**Directions for this task:**
Please copy out all lines of the entries that contain the word "meta".
········
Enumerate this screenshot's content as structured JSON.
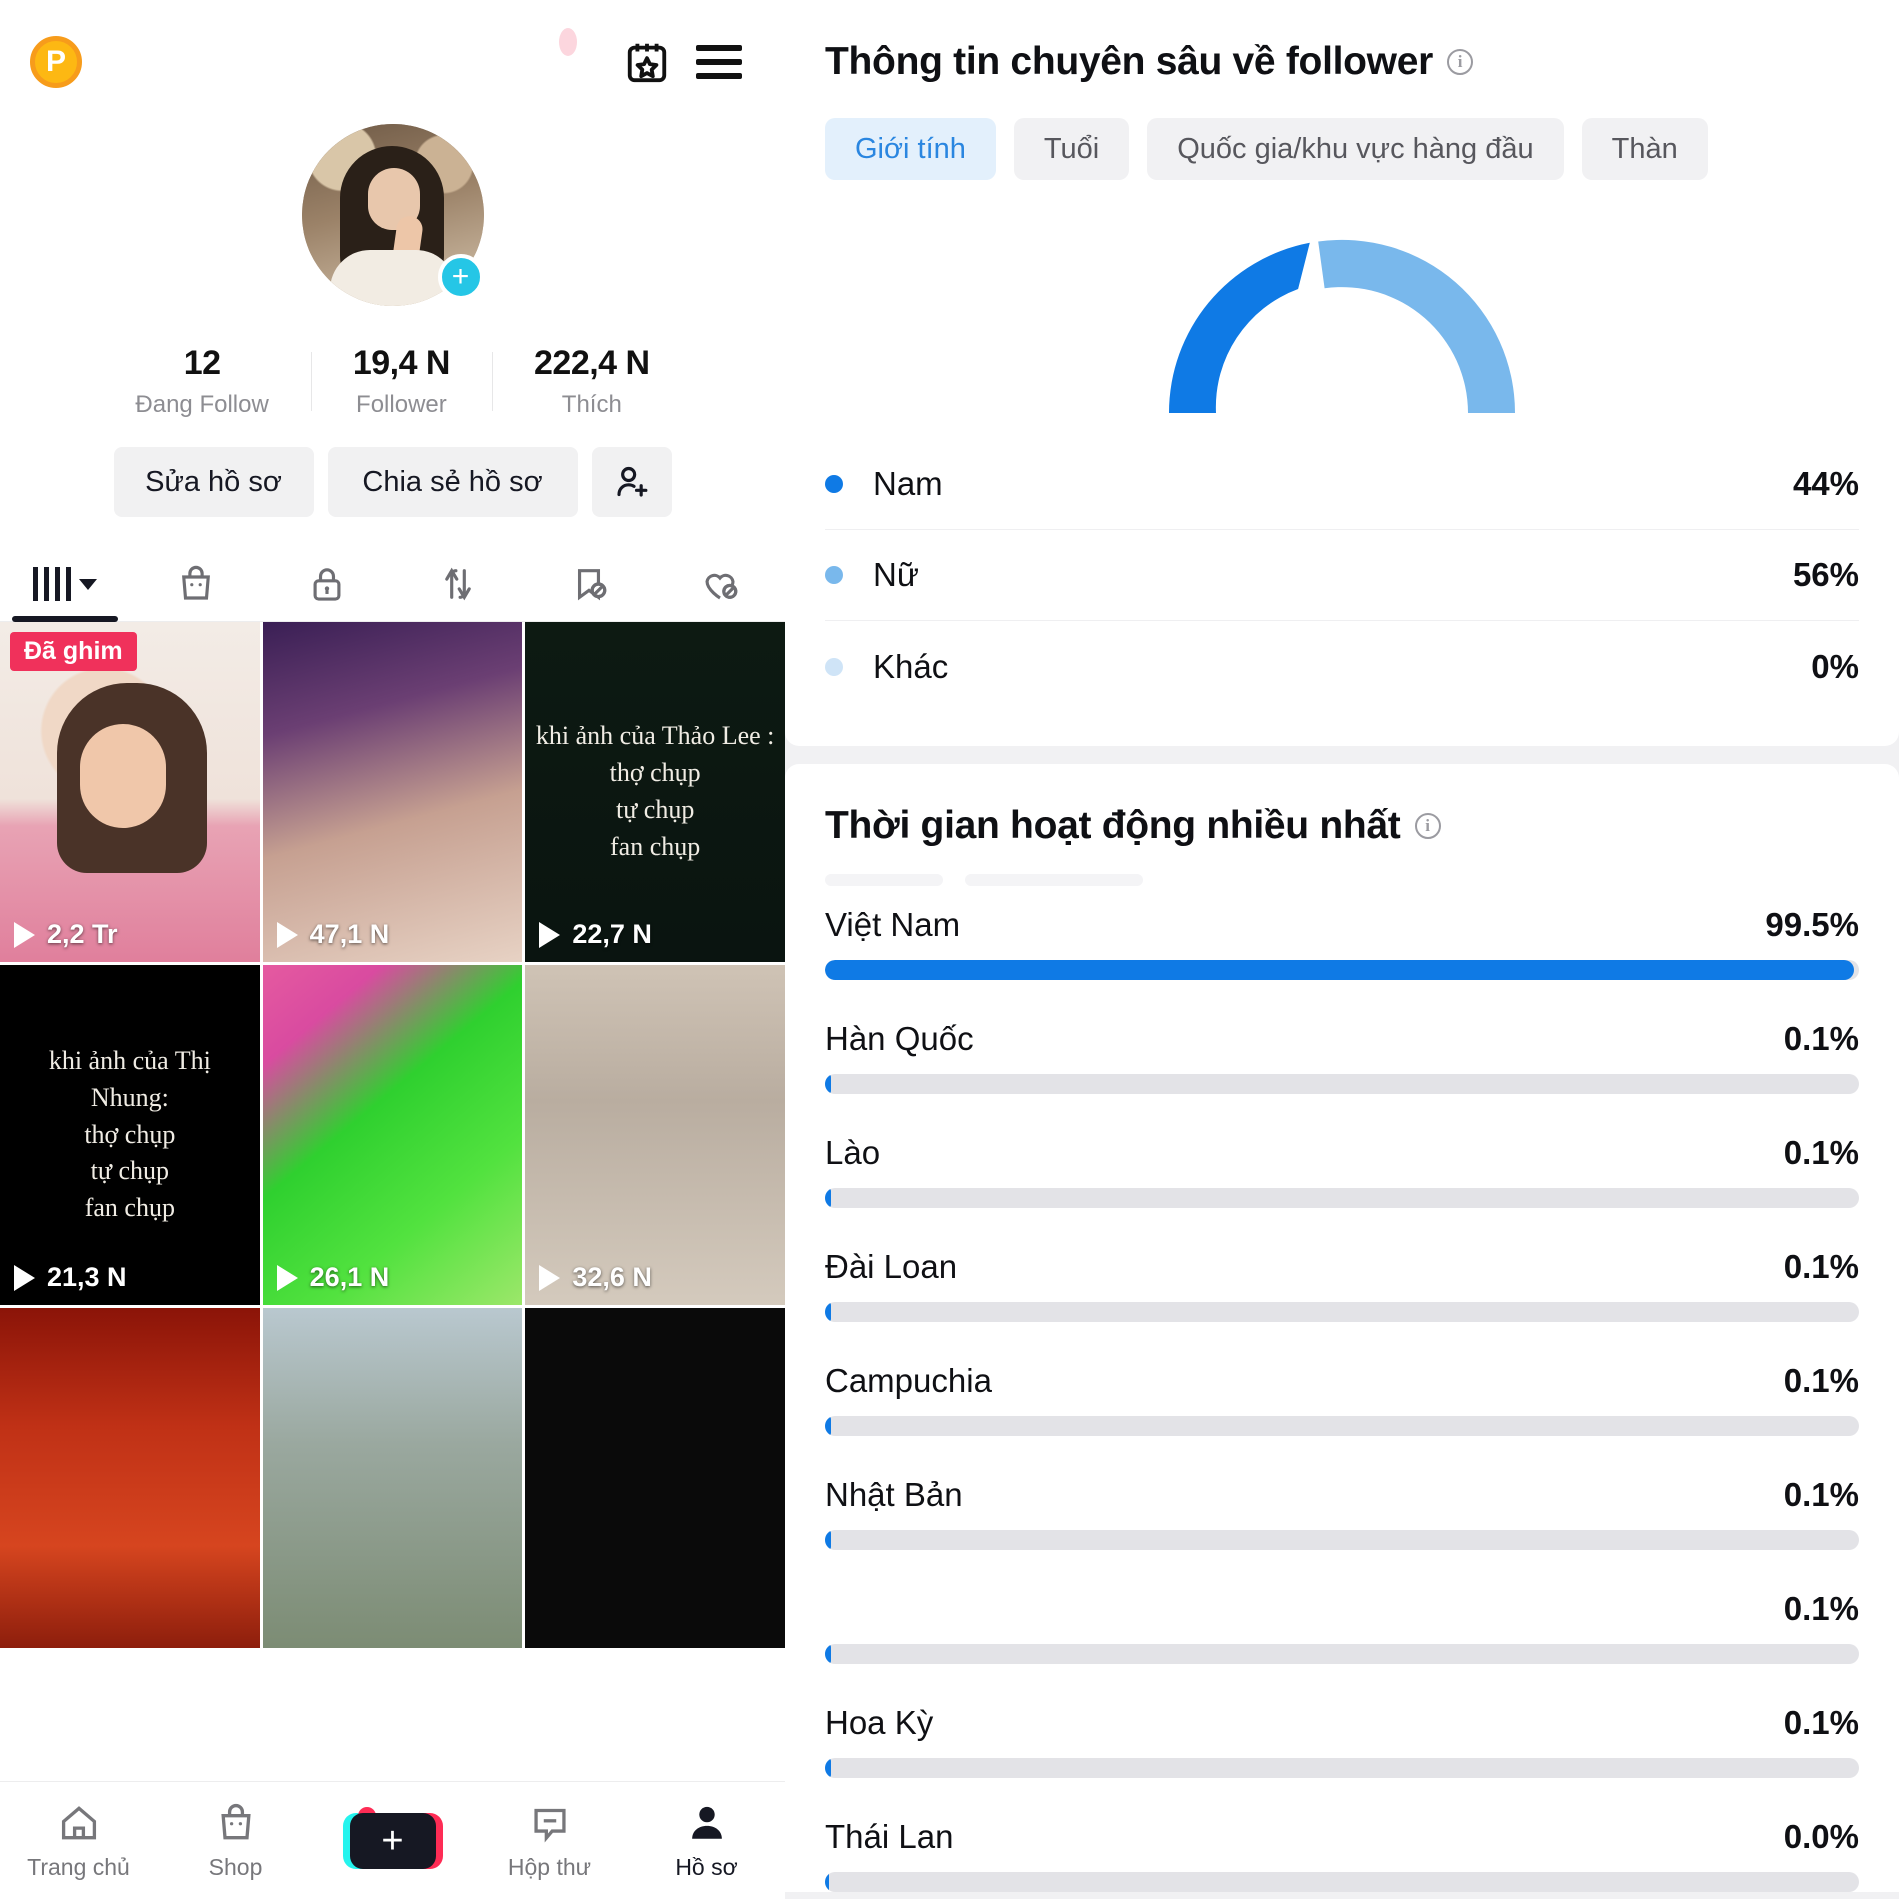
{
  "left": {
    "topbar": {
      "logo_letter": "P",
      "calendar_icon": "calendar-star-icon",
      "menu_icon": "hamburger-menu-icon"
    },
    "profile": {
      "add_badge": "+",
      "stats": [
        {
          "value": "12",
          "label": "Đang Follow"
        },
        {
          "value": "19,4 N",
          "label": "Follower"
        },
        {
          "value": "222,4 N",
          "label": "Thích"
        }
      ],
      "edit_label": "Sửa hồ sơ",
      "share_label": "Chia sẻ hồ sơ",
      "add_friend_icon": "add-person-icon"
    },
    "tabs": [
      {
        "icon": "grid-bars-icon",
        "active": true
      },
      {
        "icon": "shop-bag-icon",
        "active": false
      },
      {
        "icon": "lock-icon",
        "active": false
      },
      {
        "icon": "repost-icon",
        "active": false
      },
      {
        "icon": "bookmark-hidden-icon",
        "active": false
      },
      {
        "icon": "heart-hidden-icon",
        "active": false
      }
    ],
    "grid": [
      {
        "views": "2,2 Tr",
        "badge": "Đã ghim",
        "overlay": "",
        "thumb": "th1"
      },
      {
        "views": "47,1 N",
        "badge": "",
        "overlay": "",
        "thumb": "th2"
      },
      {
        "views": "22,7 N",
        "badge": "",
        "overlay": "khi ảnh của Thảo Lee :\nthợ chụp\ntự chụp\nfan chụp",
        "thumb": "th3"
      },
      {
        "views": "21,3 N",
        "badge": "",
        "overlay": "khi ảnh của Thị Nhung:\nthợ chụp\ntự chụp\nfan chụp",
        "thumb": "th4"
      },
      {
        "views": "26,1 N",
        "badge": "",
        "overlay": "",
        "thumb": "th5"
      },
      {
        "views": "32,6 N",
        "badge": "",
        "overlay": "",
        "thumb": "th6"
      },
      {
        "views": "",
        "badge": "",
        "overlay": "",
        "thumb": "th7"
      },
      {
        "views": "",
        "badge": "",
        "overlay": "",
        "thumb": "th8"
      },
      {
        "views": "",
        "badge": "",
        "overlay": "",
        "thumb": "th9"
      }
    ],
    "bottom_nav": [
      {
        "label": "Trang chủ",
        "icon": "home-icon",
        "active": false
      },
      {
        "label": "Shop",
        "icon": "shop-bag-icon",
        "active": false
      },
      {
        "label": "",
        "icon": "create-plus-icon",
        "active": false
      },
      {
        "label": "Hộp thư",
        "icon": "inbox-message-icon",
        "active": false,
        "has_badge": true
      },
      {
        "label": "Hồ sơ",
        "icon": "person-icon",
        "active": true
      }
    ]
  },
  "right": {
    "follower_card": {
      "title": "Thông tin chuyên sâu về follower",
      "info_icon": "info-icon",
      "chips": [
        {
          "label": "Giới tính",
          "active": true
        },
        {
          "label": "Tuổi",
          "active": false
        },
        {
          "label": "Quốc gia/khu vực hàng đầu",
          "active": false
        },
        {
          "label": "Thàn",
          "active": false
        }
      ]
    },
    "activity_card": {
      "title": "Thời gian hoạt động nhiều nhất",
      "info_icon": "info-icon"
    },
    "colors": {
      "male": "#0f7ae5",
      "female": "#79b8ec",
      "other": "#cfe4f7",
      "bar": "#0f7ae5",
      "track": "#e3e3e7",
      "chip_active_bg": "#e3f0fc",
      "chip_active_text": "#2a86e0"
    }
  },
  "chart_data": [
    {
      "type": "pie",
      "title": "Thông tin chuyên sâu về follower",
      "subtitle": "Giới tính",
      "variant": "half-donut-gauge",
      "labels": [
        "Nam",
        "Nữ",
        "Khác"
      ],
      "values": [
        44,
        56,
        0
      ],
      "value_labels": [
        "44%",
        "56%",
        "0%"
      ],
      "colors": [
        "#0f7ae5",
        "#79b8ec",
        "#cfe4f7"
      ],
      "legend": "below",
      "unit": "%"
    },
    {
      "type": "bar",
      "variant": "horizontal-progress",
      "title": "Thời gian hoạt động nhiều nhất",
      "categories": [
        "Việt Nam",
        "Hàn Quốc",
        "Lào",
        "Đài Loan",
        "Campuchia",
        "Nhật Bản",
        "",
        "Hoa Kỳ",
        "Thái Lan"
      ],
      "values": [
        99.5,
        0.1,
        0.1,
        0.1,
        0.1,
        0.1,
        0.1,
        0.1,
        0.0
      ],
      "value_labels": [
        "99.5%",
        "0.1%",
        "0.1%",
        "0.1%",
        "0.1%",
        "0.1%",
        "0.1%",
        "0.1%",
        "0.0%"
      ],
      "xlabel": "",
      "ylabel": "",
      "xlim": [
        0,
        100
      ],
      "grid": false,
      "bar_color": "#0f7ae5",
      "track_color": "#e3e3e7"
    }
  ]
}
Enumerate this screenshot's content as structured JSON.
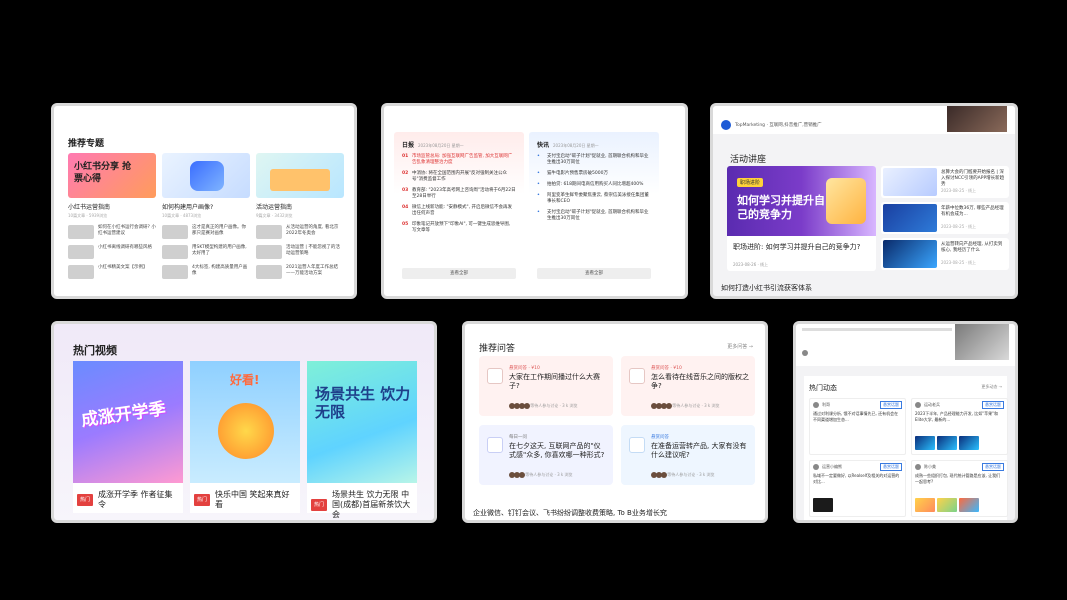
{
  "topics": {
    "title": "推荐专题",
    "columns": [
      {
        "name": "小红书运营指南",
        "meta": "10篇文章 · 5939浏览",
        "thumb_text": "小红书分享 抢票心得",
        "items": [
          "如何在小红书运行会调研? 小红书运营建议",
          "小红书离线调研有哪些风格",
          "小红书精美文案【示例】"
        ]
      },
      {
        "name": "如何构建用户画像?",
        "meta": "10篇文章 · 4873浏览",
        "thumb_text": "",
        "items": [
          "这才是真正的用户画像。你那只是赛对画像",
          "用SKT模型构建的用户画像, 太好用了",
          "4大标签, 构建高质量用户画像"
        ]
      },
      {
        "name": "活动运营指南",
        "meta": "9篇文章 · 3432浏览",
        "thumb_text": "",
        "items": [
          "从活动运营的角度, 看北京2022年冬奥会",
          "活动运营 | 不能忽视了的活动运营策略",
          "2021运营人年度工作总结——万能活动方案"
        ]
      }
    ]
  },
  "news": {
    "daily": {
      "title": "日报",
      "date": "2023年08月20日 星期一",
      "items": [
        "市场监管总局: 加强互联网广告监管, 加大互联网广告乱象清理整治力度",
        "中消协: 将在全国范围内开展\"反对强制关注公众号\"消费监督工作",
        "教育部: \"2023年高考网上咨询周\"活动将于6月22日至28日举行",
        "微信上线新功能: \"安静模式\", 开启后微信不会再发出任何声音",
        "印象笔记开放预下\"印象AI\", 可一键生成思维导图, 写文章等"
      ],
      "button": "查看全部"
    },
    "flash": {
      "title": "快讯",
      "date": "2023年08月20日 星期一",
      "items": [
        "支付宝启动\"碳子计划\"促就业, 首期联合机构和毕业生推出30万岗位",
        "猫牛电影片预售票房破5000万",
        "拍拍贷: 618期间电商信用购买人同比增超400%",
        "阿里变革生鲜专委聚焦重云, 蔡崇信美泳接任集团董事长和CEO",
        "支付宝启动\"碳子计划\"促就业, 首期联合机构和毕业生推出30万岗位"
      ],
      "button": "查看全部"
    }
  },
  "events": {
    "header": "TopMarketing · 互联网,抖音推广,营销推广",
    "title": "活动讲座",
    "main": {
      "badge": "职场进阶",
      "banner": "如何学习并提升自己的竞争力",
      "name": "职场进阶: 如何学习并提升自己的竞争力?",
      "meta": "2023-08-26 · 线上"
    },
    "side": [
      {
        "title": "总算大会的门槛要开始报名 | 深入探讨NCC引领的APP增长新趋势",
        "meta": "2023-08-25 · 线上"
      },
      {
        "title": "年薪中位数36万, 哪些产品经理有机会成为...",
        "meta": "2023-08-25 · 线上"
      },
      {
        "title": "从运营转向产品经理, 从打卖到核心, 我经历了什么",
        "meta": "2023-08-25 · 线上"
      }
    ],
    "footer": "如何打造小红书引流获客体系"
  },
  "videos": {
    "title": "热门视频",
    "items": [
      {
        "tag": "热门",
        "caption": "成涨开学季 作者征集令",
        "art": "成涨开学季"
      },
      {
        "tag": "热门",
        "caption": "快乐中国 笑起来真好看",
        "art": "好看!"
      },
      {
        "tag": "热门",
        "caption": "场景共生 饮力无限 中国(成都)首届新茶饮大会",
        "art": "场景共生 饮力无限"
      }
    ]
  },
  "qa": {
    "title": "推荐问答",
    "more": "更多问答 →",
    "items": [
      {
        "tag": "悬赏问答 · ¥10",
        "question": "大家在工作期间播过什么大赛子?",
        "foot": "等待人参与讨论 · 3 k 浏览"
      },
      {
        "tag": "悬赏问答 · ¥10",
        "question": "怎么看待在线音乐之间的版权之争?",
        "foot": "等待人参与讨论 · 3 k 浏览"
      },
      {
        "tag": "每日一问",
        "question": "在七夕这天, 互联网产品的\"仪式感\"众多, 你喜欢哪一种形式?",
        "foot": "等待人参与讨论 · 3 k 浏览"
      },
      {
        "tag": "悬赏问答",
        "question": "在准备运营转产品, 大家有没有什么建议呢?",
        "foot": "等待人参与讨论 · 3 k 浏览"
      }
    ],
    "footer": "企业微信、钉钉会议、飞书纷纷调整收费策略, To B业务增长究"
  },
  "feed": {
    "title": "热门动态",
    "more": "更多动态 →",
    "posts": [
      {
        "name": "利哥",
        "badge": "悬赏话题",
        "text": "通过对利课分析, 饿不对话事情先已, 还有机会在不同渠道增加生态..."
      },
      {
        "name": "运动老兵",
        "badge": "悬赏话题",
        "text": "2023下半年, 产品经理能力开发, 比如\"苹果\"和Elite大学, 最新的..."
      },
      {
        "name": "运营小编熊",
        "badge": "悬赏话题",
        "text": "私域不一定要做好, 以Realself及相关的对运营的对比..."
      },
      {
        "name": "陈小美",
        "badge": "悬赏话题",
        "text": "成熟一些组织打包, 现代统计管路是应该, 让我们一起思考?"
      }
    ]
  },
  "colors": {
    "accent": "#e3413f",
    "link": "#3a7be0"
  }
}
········
**Written response:**
        "meta": "10篇文章 · 5939浏览",
        "meta": "10篇文章 · 4873浏览",
        "meta": "9篇文章 · 3432浏览",
      "meta": "2023-08-26 · 线上"
        "meta": "2023-08-25 · 线上"
        "meta": "2023-08-25 · 线上"
        "meta": "2023-08-25 · 线上"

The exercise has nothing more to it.